‘If you can talk, you can sing.’
I have been singing all of my life.
I clearly remember my father singing to me from my earliest years. He had an extensive repertoire of old English songs, including an encyclopaedic memory of every Gilbert and Sullivan musical. At secondary school I was in the choir. At university I joined the choral society and even today I still sing with some of those same friends.
Every culture in the world has a vocal tradition. It is one of the wonderful avenues of expression which cannot be taken away. We see this again and again in times of oppression. There is an argument that much of our Western popular music is built on musical traditions evolved from the slaves in New Orleans at the beginning of the 20th century.
Singing is such a vital key to understanding music. The shape and nuance of a musical phrase comes naturally to the singer. It is easier to feel the rise and fall of a melody when it is sung. Modern Australia has lost a lot of the social singing culture that is still a part of many of the less-urbanised societies. We are often inhibited about singing, and have little shared repertoire of songs. I doubt that many families sitting around the campsite would have many songs to share.

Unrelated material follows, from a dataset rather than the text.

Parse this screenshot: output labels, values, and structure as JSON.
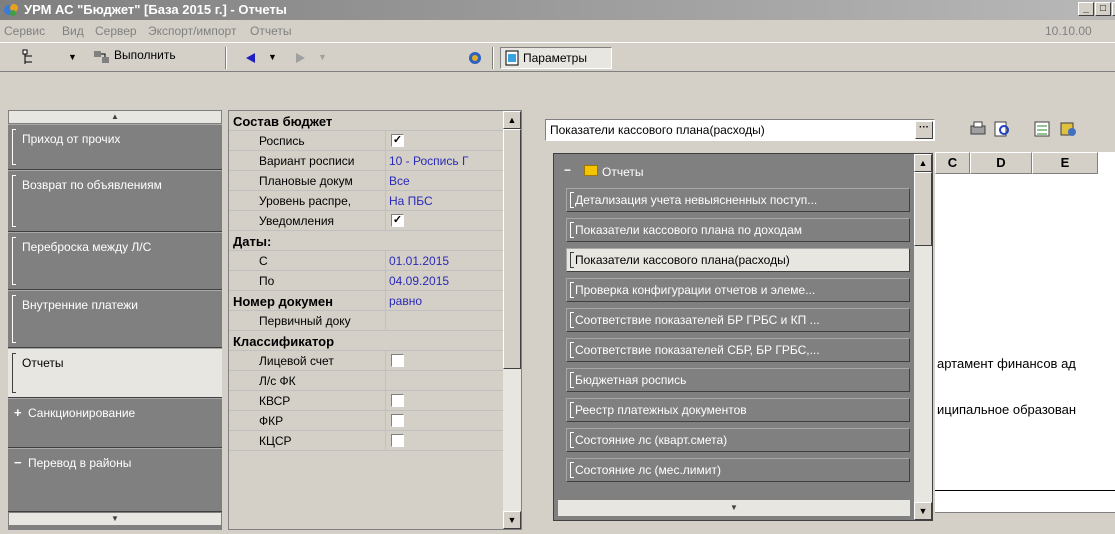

We do sing at Carey. Singing is a part of our chapels, assemblies and many music classes. We have many wonderful opportunities for further involvement in choirs. Under the leadership of Alicia Bendall, our vocal and choral program is strong. I was delighted to enjoy some wonderful solo performances at the recent recital night. The two Middle School choirs are making terrific progress, with both playing a significant role in the Easter Service. We are working towards the Carey Choral Concert to be held on 7 June. We are also very excited to be launching into our Middle School Musical, Strictly Ballroom, with rehearsals in the second week of the holidays.
Orpheus Choir is open to all Middle School students, and always welcomes new members. Contact Alicia Bendall for further information.
Head of Music